At CES, I ran into a startup at Avnet’s booth called Octonion. It was showing off a little brick comprised of more than half a dozen sensors that ran software for predictive maintenance and anomaly detection. Avnet was selling the brick, which was designed to help industrial customers get a device connected to the internet and sending data for analysis.
The partnership with Avnet and Octonion also includes STMicroelectronics, whose chip is inside the brick, and a deal with Microsoft to send data to the Azure cloud. While I was at the booth I watched at least two potential customers walk up, hear the pitch, and then try to order development kits. It was pretty compelling.

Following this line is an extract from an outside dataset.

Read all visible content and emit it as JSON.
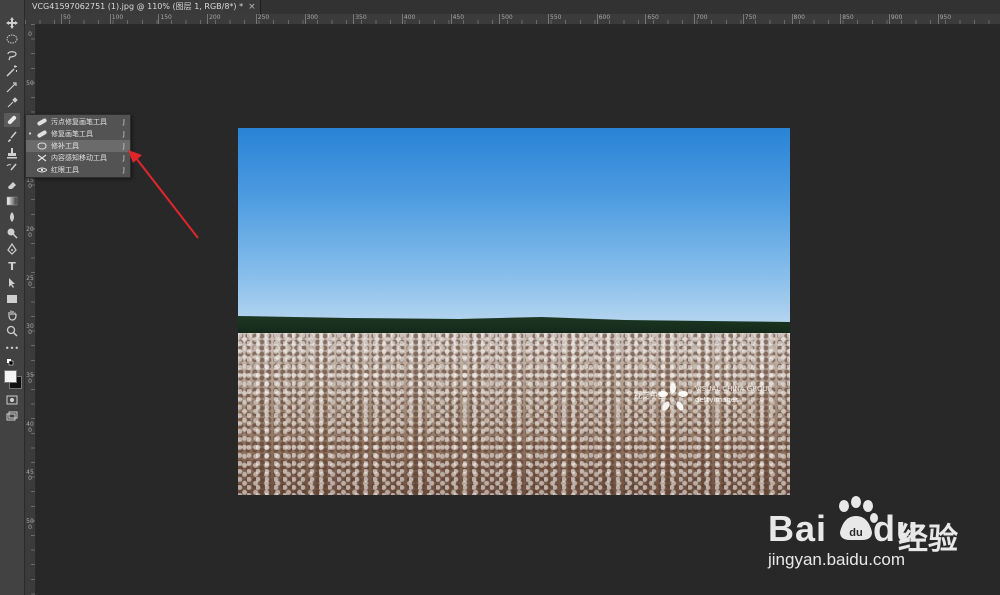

So when I got back I spoke with Cedric Mangaud, the CEO of Octonion, to find out what his company is about. He said it was created in 2014 in Switzerland to make it easy to build intelligence into sensors. It began with a demonstration project, for sports, called the PiQ sensor. The hardware is an amalgamation of sensors and software that can handle AI algorithms that could be placed on a variety of objects, ranging from kite-surfing gear to a tennis racquet.
So far, Octonion is managing data from 100,000 PiQ sensors out in the field. These devices generate 1.5 million points of data a day for analysis, says Mangoud. The goal of the PiQ pilot was to show investors and customers that the technology would work, and that it would work at scale. Now it is doing so.
Mangoud says that the Avnet sensor is the next stage of growth for the company. The sports use cases are cool and a good selling point, but they don’t pay Octonion’s full engineering or operations costs. That’s where the industrial internet comes into play. Avnet wanted a way to marry the hardware it resells to some kind of value-added service or differentiator.
When it found Octonion, it found its point of differentiation. Together with STMicro, Microsoft, and Octonion, the firms took the sensor tech and created the Brainium platform. The platform consists of the brick of sensors, software optimized for running AI on the brick, and a cloud-based monitoring and management service. The software also provides the AI used to train and tweak the algorithms used at the edge for a customer’s specific purpose.
So far, the Brainium platform can handle anomaly detection used to detect changes in machines’ states as a crucial component of predictive maintenance. It can currently detect anomalies in vibration and motion, and will soon add sound to its repertoire.
Its business model is a bit different from many other IoT platforms. Customers pay for the brick and a one-time maintenance fee if they want to receive support and updates for the product over time. Most IoT platforms are using monthly SaaS revenue models. Mangoud says the goal is to create a new category of hardware that he calls “meta sensing.” It’s a combination of hardware and software tightly tuned together.
To date, he’s raised €16 million ($18.2 million). Unlike other IoT companies that provide easy-to-use AI, Octonion is strictly focused on running the algorithms at the edge. A company like C3, for example, offers a similar service, but it all takes place in the cloud.
Mangoud and apparently Avnet are hoping this idea of meta sensing at the edge takes off and can help turn sensors — which are currently somewhat of a commodity — into something with a higher value, and a higher margin.